Task statement | This task calls for copying every line of the records that includes the word "channel".

Data for processing |
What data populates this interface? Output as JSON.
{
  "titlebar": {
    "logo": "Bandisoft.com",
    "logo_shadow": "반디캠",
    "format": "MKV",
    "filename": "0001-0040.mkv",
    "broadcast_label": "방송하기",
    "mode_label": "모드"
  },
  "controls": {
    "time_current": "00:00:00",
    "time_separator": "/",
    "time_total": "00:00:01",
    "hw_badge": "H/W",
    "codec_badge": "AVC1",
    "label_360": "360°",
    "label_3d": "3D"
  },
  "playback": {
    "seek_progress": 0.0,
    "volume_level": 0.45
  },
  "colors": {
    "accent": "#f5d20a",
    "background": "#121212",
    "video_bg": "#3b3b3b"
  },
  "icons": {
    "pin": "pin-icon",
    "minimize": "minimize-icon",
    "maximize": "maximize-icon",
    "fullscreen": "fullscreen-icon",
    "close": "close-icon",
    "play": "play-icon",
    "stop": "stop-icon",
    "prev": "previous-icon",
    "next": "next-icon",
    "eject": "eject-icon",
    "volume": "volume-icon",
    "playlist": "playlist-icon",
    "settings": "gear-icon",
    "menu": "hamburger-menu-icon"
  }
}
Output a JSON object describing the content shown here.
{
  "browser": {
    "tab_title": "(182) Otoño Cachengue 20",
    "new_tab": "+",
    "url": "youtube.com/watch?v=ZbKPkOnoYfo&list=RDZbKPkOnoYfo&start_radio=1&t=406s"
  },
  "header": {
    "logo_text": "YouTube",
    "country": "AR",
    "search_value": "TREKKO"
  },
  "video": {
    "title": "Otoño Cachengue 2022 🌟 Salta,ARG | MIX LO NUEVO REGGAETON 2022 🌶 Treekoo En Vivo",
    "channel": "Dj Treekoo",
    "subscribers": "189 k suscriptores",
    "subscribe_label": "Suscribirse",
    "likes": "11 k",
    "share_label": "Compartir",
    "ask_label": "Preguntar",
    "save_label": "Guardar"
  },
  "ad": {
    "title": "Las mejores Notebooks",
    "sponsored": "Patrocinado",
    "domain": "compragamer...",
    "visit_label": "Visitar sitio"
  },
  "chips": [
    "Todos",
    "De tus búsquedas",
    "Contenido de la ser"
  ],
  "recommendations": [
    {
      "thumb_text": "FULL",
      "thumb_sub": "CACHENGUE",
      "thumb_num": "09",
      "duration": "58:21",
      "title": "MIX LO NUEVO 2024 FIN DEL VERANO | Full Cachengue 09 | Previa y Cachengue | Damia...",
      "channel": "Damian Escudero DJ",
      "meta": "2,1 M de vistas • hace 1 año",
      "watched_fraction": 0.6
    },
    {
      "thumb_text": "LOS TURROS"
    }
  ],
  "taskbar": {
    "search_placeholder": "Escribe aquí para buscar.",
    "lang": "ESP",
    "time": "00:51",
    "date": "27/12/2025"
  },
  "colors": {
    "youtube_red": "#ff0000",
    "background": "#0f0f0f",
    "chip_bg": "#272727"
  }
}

Result for this task |
    "channel": "Dj Treekoo",
      "channel": "Damian Escudero DJ",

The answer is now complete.